__Source data__:

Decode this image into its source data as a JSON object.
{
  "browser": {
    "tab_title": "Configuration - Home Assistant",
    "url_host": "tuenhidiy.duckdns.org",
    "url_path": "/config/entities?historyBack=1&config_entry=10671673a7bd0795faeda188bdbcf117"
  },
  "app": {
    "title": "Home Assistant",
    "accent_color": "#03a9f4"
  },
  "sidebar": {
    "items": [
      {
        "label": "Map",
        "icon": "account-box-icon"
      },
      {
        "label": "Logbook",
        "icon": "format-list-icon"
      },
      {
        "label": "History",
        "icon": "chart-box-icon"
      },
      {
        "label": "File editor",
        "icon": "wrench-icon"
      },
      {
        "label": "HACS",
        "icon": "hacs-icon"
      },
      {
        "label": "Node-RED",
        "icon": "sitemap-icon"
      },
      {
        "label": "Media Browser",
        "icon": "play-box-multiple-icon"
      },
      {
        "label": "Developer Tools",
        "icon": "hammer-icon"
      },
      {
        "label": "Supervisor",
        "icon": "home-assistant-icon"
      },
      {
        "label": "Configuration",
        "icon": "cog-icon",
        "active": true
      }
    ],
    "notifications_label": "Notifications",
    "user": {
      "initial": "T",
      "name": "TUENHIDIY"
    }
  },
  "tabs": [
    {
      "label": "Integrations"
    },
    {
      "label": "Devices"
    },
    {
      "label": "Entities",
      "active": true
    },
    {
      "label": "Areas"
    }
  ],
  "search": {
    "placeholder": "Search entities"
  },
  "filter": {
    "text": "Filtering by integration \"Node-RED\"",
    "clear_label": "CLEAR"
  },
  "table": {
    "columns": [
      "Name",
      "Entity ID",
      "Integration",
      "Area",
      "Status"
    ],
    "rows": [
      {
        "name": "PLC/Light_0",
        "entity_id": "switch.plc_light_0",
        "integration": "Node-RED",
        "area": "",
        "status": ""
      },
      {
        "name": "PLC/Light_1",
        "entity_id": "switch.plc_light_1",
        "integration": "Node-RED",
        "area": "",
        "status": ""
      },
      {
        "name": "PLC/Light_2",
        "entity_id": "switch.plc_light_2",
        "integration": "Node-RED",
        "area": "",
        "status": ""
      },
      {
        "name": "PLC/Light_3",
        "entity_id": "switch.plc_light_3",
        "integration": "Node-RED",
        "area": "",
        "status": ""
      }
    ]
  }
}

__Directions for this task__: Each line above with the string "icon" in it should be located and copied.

__Solution to this exercise__:
        "icon": "account-box-icon"
        "icon": "format-list-icon"
        "icon": "chart-box-icon"
        "icon": "wrench-icon"
        "icon": "hacs-icon"
        "icon": "sitemap-icon"
        "icon": "play-box-multiple-icon"
        "icon": "hammer-icon"
        "icon": "home-assistant-icon"
        "icon": "cog-icon",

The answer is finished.